(Website and app data records)
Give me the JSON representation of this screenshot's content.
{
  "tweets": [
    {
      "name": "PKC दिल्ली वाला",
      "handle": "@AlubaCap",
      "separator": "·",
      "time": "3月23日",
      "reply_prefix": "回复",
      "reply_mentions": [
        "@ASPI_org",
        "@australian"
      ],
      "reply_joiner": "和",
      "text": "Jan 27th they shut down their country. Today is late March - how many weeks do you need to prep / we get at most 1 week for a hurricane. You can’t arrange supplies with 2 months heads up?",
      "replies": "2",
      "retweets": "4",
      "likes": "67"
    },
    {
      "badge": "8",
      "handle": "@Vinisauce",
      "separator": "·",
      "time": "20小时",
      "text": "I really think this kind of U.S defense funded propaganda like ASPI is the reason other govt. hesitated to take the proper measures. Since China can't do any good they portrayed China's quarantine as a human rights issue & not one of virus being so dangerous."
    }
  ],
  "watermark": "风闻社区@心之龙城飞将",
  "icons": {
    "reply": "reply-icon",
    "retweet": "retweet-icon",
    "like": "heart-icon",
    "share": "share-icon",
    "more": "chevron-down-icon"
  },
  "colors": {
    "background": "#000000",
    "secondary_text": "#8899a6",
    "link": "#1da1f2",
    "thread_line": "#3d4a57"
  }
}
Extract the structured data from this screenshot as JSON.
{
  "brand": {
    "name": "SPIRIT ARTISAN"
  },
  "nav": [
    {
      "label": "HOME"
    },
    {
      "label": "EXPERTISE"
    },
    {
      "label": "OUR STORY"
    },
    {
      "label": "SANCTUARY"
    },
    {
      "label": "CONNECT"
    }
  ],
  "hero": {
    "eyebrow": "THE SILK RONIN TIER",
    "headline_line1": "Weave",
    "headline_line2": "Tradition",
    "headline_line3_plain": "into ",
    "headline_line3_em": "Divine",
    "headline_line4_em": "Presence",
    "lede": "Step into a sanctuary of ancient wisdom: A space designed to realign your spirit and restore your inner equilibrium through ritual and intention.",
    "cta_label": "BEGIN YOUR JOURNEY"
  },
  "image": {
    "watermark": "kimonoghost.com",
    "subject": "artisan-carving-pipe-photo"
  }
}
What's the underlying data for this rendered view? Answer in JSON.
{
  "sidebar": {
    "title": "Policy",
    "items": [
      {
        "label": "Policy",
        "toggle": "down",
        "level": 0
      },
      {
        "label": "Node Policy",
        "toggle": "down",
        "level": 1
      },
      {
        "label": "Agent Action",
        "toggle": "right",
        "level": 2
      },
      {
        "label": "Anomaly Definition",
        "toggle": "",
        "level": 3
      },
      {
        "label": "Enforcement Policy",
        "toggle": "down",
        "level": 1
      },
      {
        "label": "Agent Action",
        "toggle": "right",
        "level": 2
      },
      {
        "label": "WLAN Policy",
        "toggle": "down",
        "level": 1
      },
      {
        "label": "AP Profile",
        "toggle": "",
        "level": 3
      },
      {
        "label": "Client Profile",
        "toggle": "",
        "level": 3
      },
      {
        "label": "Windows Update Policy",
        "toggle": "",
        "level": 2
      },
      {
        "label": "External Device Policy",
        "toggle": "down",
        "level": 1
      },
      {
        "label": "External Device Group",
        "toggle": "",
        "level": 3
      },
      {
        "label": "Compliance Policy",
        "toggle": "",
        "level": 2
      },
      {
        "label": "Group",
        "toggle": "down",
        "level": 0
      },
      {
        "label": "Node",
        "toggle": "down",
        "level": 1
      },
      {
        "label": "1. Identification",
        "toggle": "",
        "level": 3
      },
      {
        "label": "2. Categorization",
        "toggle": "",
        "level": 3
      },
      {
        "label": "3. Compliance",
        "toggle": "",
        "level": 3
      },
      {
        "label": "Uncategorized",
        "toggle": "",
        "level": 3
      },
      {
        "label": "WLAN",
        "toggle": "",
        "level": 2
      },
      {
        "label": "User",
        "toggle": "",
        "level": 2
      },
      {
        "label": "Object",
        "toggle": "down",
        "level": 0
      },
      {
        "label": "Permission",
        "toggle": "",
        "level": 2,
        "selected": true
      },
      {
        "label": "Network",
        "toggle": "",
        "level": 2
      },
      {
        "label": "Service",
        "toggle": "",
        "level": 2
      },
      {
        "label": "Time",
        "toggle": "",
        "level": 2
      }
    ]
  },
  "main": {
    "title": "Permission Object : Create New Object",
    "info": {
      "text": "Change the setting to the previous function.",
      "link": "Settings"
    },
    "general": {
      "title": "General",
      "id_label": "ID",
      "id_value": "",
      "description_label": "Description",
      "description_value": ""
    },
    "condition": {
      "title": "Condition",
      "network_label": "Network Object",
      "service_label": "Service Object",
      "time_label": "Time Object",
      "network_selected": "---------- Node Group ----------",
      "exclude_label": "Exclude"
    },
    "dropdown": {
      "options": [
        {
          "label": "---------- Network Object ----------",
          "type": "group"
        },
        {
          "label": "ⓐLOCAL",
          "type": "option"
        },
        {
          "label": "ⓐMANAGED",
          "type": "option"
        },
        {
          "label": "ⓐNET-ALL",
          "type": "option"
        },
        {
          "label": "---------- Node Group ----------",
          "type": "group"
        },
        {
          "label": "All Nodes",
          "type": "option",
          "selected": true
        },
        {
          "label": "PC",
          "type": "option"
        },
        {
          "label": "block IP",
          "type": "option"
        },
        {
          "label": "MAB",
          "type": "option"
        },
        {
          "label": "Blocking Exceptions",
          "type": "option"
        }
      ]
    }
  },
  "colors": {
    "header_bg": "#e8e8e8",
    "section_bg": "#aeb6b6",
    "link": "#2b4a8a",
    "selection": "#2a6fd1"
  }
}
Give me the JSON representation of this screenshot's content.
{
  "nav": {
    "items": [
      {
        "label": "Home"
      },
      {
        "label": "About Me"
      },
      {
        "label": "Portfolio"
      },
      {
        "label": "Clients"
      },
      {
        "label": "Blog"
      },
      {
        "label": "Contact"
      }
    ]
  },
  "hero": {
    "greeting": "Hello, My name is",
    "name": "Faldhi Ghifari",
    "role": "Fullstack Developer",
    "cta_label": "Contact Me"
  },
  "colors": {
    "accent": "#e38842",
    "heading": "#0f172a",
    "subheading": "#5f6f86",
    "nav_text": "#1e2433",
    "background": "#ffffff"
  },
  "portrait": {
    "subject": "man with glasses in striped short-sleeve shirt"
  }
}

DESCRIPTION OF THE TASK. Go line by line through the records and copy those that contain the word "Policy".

YOUR SOLUTION.
    "title": "Policy",
        "label": "Policy",
        "label": "Node Policy",
        "label": "Enforcement Policy",
        "label": "WLAN Policy",
        "label": "Windows Update Policy",
        "label": "External Device Policy",
        "label": "Compliance Policy",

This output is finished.